    After all, this is Romeo Crennel's staff to start with.


    Defensive Line Coach:  Chiefs Defensive Line Coach Anthony Pleasant

    Kansas City's top defensive line draft picks haven't quite panned out as well as intended. Tyson Jackson flashed a couple times in the 3-4 end position he's a prototypical fit for. Glenn Dorsey performs as a steady but unspectacular presence on the other side. Dorsey was initially drafted as a 4-3 defensive tackle, though, and would likely do better there.

    This isn't a glowing recommendation for Pleasant. However, a number of other talents on the team blossomed nicely under Pleasant's watch. Wallace Gilberry provides a nice burst of pressure in spot work on passing situations, while journeyman Amon Gordon might have found a niche on Kansas City's line.

    The Chiefs are Gordon's eighth NFL team in nine years. His 18 tackles this year are better than a third of his career totals. His two sacks this season are the only sacks of his career.

    If Pleasant can coax this type of production out of Gordon, he should do well developing talent like Allen Bailey and Jerrell Powe. Bringing Johnson in as coordinator should only increase his success.


    Linebackers Coach:  Chiefs Linebackers Coach Gary Gibbs

    The emergence of marquis players in the Chiefs linebacker corps doesn't seem to end. First, Tamba Hali makes an amazing transition from end to linebacker.

    Already a relentless, high-motor player, Hali developed into a pass-rushing beast. Hali's posted 35 sacks and 12 forced fumbles in the last three years.

    Then Derrick Johnson started realizing his potential. Miscast initially as an outside linebacker, Johnson returned to the middle and became the NFL version of the sideline-to-sideline defender fans watched during his college days.

    Now, Kansas City has another linebacker coming into his own with Justin Houston. Houston has already made great strides elevating his game to the professional level, and should provide that second pass-rusher needed to make Hali truly devastating.

    Gibbs has plenty of talent to work with, but under him this group has gone from solid to elite. There's no reason to mess with something that works this well.


    Secondary Coach:  Chiefs Secondary Coach Emmitt Thomas

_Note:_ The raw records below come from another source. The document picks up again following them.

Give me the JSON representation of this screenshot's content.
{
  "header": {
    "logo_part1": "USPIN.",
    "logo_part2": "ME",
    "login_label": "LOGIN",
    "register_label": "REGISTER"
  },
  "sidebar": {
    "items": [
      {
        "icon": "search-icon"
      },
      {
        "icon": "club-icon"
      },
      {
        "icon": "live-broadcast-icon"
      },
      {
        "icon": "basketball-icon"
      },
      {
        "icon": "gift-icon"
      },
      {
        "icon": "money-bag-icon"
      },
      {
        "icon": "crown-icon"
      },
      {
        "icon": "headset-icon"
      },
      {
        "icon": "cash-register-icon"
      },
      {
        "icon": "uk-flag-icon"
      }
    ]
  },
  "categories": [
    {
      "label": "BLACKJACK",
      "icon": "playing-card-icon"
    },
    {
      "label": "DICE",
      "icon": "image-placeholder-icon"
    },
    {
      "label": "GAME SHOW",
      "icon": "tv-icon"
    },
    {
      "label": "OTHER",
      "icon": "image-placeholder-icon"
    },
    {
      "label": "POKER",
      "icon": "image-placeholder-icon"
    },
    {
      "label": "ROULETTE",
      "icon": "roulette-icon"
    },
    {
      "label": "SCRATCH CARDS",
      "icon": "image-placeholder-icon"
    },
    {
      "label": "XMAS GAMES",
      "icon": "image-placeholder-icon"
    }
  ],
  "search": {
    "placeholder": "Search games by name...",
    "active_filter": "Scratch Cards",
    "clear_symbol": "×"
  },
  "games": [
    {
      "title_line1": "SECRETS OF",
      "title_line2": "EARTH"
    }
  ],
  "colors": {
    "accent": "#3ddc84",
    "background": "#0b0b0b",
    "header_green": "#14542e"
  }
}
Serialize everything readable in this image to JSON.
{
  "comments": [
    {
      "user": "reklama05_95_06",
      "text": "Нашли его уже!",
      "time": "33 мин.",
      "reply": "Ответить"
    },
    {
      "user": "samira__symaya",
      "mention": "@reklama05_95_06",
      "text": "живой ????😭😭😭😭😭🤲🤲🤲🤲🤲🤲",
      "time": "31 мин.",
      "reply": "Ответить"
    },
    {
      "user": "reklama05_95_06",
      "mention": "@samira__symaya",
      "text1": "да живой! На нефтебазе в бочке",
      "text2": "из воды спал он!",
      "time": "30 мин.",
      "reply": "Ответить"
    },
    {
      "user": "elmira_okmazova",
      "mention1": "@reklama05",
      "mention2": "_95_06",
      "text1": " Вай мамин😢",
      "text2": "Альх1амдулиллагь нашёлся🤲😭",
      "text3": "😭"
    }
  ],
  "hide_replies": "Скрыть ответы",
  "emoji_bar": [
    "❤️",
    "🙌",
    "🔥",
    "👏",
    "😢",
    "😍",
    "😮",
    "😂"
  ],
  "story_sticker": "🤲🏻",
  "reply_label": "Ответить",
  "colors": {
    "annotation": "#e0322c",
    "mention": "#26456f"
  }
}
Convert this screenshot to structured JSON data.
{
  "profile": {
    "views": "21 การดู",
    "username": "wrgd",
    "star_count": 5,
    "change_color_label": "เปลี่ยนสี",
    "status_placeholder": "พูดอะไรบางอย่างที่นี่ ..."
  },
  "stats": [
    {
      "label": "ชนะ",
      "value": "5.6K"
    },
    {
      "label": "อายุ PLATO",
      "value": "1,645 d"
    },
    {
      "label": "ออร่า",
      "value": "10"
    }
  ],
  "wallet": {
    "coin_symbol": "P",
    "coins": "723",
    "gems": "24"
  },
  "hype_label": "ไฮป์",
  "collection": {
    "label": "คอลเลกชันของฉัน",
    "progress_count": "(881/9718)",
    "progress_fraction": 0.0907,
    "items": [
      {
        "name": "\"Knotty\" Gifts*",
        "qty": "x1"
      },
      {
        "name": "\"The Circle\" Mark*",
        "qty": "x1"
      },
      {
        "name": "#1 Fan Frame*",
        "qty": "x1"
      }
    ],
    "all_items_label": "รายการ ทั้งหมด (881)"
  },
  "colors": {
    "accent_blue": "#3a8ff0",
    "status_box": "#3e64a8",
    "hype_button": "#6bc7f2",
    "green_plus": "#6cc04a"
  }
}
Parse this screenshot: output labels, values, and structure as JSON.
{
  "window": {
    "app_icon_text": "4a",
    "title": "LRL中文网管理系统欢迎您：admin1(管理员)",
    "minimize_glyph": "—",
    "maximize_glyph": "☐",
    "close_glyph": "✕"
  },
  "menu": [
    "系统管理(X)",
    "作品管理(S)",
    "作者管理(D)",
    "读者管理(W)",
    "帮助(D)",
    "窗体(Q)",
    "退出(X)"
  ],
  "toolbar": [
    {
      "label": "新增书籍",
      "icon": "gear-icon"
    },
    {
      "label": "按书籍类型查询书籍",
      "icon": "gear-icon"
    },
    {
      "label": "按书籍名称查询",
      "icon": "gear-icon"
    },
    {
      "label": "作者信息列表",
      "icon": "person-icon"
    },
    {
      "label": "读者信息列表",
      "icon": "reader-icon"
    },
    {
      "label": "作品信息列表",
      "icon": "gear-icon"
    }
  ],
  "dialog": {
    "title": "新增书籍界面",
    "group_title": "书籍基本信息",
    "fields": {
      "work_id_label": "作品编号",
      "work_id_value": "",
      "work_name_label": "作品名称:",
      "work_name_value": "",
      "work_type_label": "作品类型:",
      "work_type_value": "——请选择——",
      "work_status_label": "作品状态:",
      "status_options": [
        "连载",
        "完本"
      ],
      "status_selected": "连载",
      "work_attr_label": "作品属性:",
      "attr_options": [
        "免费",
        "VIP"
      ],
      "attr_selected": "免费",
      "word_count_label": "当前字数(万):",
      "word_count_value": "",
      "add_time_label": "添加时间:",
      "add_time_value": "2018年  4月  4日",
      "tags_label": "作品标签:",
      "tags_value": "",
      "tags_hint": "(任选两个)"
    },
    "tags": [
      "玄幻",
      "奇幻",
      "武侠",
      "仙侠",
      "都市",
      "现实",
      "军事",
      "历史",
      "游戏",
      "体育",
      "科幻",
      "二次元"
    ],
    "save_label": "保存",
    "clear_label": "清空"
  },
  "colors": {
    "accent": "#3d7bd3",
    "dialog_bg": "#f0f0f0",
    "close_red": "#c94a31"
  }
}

    Two years ago, I wrote how Emmitt Thomas coaching for Kansas City made too much sense to not happen. 

    Today, I feel much the same way.

    Kansas City's secondary boasts a pair of defenders who were practically can't-miss prospects. Scouts and coaches expected Brandon Flowers and Eric Berry to do well at the next level.

    The same can't necessarily be said of their other two starters in the secondary. The Chiefs selected both Brandon Carr and Kendrick Lewis in the fifth round. Carr took some time to adjust from the Cover 2 defense the Chiefs drafted him to play, but has since paired well with Flowers as a formidable corner tandem.

    Lewis debuted with three interceptions in his rookie season, and has three more again this year. However, his overall played has stood out more with Berry out for the season with an ACL tear.

    Kansas City hasn't had this type of secondary in two decades, with young, solid performers at every position. Thomas has them playing well even despite losing Berry.

    There's nothing to fix here, and no team more appropriate for Thomas to finish his coaching career.